The cornerstone of this approach is the first strategy, ‘Choose Your Attitude’. In this, the authors encourage us to change the way we approach our day. They assert that ‘there is always a choice about the way you do your work, even if there is not a choice about the work itself’. We can choose to do the best that we can do, with energy and passion, or we can choose to hang on to feelings of negativity that promise to burdon us with a miserable day as well as drag others down with us. We can choose to step away from the negativity of ‘that’ co-worker who tends to suck the life out of the room, or we can choose to feed and multiply that negativity through its interaction. In this, we are reminded that we often can’t control what happens to us (such as the idiot that cut you off on the way to work this morning), but we can control our reactions and behaviours to these things.

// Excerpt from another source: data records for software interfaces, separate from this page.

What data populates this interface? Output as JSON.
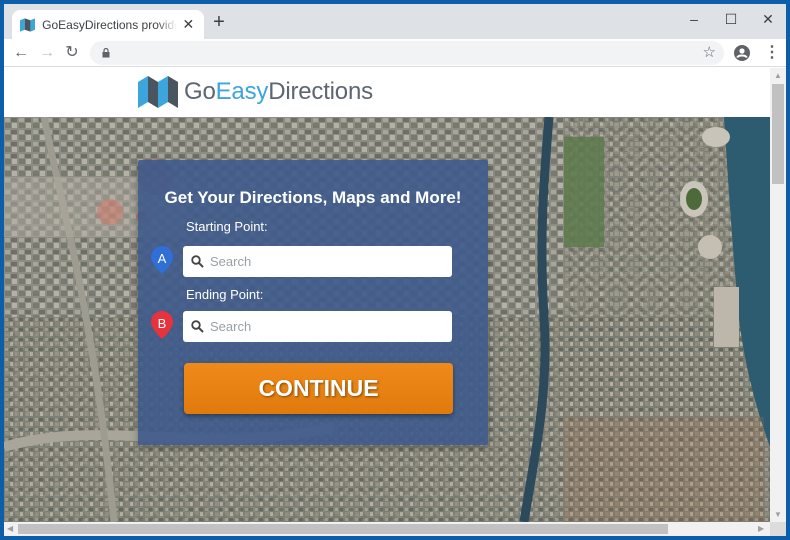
{
  "browser": {
    "tab": {
      "title": "GoEasyDirections provides you with",
      "favicon": "map-fold-icon"
    },
    "controls": {
      "new_tab": "+",
      "minimize": "–",
      "maximize": "☐",
      "close": "✕"
    },
    "toolbar": {
      "back": "←",
      "forward": "→",
      "reload": "↻",
      "url": "",
      "bookmark": "☆",
      "menu": "⋮"
    }
  },
  "page": {
    "logo": {
      "part1": "Go",
      "part2": "Easy",
      "part3": "Directions",
      "colors": {
        "gray": "#5d6670",
        "blue": "#3ba5dc"
      }
    },
    "form": {
      "title": "Get Your Directions, Maps and More!",
      "start_label": "Starting Point:",
      "start_marker": "A",
      "start_placeholder": "Search",
      "end_label": "Ending Point:",
      "end_marker": "B",
      "end_placeholder": "Search",
      "submit_label": "CONTINUE",
      "colors": {
        "panel": "#3e5a8c",
        "button": "#e8820f",
        "marker_a": "#2f6fd6",
        "marker_b": "#e8323c"
      }
    },
    "background": "satellite-city-map"
  }
}
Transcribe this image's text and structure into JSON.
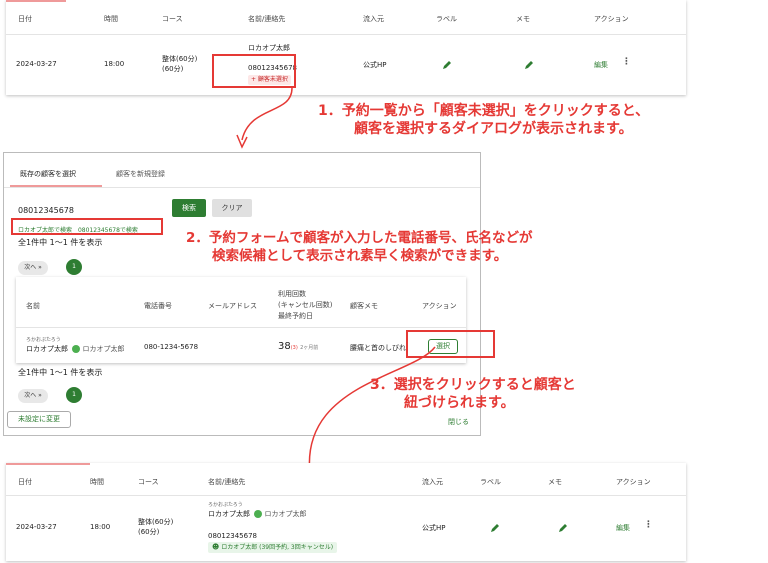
{
  "top_table": {
    "headers": [
      "日付",
      "時間",
      "コース",
      "名前/連絡先",
      "流入元",
      "ラベル",
      "メモ",
      "アクション"
    ],
    "row": {
      "date": "2024-03-27",
      "time": "18:00",
      "course_line1": "整体(60分)",
      "course_line2": "(60分)",
      "name": "ロカオプ太郎",
      "phone": "08012345678",
      "customer_tag": "+ 顧客未選択",
      "source": "公式HP",
      "edit": "編集",
      "more": "⋮"
    }
  },
  "annotations": {
    "step1_line1": "1．予約一覧から「顧客未選択」をクリックすると、",
    "step1_line2": "顧客を選択するダイアログが表示されます。",
    "step2_line1": "2．予約フォームで顧客が入力した電話番号、氏名などが",
    "step2_line2": "検索候補として表示され素早く検索ができます。",
    "step3_line1": "3．選択をクリックすると顧客と",
    "step3_line2": "紐づけられます。"
  },
  "dialog": {
    "tabs": [
      "既存の顧客を選択",
      "顧客を新規登録"
    ],
    "search_value": "08012345678",
    "search_button": "検索",
    "clear_button": "クリア",
    "suggestion_prefix": "ロカオプ太郎で検索",
    "suggestion_phone": "08012345678で検索",
    "count_text": "全1件中 1～1 件を表示",
    "next_button": "次へ »",
    "page_number": "1",
    "headers": {
      "name": "名前",
      "phone": "電話番号",
      "email": "メールアドレス",
      "usage_line1": "利用回数",
      "usage_line2": "(キャンセル回数)",
      "usage_line3": "最終予約日",
      "memo": "顧客メモ",
      "action": "アクション"
    },
    "row": {
      "kana": "ろかおぷたろう",
      "name": "ロカオプ太郎",
      "line_name": "ロカオプ太郎",
      "phone": "080-1234-5678",
      "usage_count": "38",
      "cancel_count": "(3)",
      "last_visit": "2ヶ月前",
      "memo": "腰痛と首のしびれ",
      "select_button": "選択"
    },
    "count_text_bottom": "全1件中 1～1 件を表示",
    "unset_button": "未設定に変更",
    "close_button": "閉じる"
  },
  "bottom_table": {
    "headers": [
      "日付",
      "時間",
      "コース",
      "名前/連絡先",
      "流入元",
      "ラベル",
      "メモ",
      "アクション"
    ],
    "row": {
      "date": "2024-03-27",
      "time": "18:00",
      "course_line1": "整体(60分)",
      "course_line2": "(60分)",
      "kana": "ろかおぷたろう",
      "name": "ロカオプ太郎",
      "line_name": "ロカオプ太郎",
      "phone": "08012345678",
      "customer_tag": "ロカオプ太郎 (39回予約, 3回キャンセル)",
      "source": "公式HP",
      "edit": "編集",
      "more": "⋮"
    }
  },
  "colors": {
    "accent_green": "#2e7d32",
    "annotation_red": "#e53935"
  }
}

We all make a choice, be it conscious or unconscious in how we behave. ‘Choose Your Attitude’ implores us to make the conscious choice to be positive, to approach what we do every day with pride and energy, no matter what the task.
I love this philosophy because I can see how it can be successfully translated to improve my class environment and (hopefully) increase the energy and overall happiness of my students. By encouraging my kids to ‘Choose Your Attitude’, we are asking them to walk through the door each morning having made a choice about how they approach their day. A positive attitude towards their peers, their work and their school experiences would have to result in a utopian classroom, would it not??

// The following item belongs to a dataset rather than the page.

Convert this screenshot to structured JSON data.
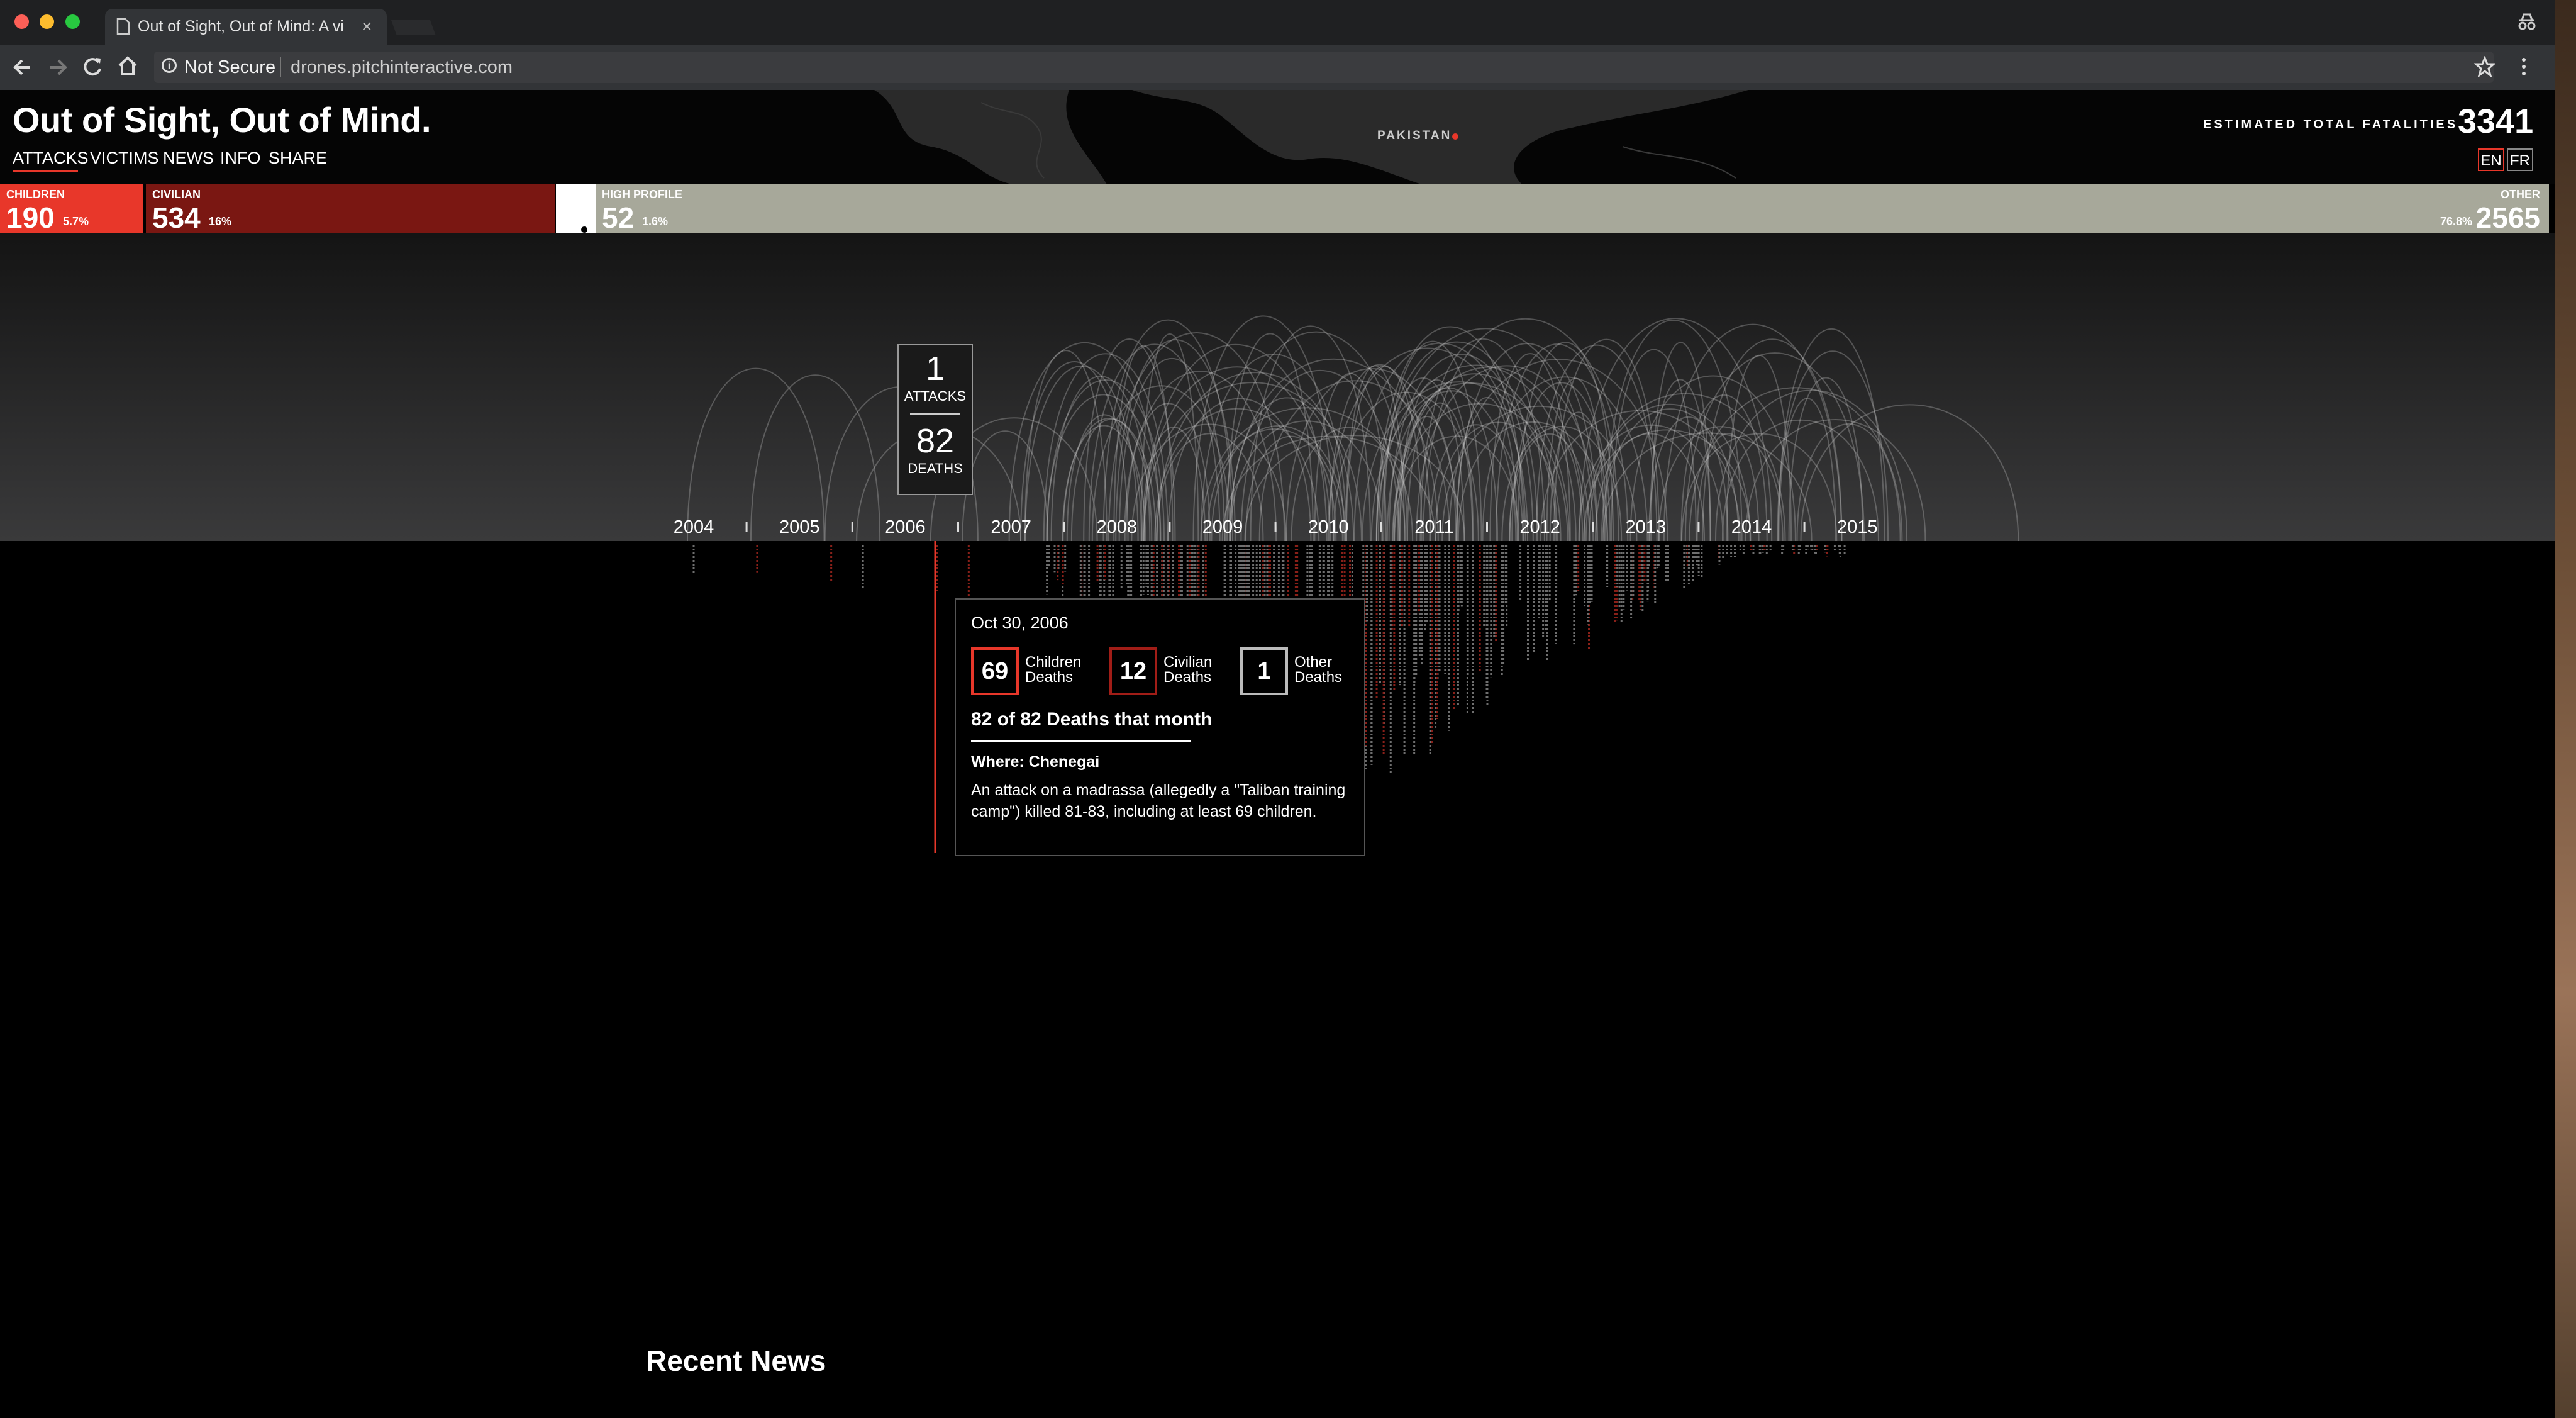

I’m sure that any teacher that reads this is by now muttering that many kids find it difficult to be sunshine and roses all of the time because their lives are hard, for a variety of reasons. What I am saying is that if a culture of choice and consideration is fostered within our classrooms, then our classrooms (and our workplace) can become a sanctuary and not just another battle that they (and we!) have to get through every day. If our students are taught over time to modify their reactions to negative behaviours and to choose to celebrate and embrace the positives they encounter, we are fostering life skills. Above all, it is vital that we as the adults in their lives model these behaviours.
The remaining three strategies would only serve to build upon this strong foundation for a happy, productive, energetic classroom.

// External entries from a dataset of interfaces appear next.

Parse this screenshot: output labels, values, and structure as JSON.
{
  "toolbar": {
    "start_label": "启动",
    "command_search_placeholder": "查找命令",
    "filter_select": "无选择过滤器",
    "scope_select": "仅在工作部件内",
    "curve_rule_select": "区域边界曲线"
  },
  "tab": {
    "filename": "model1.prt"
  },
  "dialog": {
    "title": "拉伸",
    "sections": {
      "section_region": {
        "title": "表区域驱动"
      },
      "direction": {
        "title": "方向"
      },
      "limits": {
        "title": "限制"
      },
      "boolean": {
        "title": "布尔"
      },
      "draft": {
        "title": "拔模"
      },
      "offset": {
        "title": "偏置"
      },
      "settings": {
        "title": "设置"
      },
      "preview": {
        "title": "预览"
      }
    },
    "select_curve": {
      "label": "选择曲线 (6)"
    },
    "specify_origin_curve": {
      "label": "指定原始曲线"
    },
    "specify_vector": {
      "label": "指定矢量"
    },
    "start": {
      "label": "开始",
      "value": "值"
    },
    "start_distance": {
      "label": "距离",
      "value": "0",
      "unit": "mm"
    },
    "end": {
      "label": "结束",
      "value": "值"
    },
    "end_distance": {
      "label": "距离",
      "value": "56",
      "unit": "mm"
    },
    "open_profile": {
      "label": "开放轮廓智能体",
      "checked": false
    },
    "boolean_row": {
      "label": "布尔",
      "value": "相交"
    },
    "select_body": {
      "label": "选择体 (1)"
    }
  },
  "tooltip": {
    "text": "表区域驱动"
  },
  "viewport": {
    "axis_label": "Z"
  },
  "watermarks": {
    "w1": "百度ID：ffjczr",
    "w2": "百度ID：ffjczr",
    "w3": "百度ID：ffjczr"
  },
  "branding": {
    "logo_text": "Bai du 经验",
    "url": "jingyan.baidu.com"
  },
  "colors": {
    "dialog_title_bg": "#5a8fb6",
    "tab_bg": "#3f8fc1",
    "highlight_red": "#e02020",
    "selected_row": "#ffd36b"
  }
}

The strategy of ‘Play’ is one that any good teacher uses on a daily basis. Kids learn when they have fun and learning through play is a no-brainer. ‘Make Their Day’, the third strategy, is something we often need to put more thought into. ‘Make Their Day’ refers to making our ‘clients’ feel special, creating positive experience that students will remember and cherish. Sadly, for some of my students, basic kindnesses are enough to make their day. A conversation unrelated to school where you actively engage. A smile. A shared joke. These are not things that you should consciously have to remind yourself to do, however sometimes we need to identify and ‘bank time’ with students who would benefit from someone putting the effort in for them and showing that they care.
The last strategy is ‘Be Present’. In terms of the modeled workplace in the book FISH, ‘Be Present’ describes employees are entirely focused on their work and their clients. This is complicated when we relate it to the classroom. On one hand, the day flies by at warp speed that there is no choice but to ‘live in the now’ and focus on the task at hand. On the flip-side, however, it is for this precise reason that we can benefit from again reminding ourselves (this is not a new concept!!) to interact with our students while they are working to really learn how they feel about a task, and if they are benefiting from it. Is what you are asking fulfilling their needs as a learner? Is what you are asking the best way for this particular learner to learn?
I want to reiterate that I know what I’m saying is nothing new or groundbreaking; none of these strategies are things that we haven’t heard before. What I really enjoyed about this book was its simplicity. It served as a fantastic reminder in a job full of complicated theories and practices of ways to not only be a better teacher and co-worker, but how to foster a better classroom environment for my students, my clients.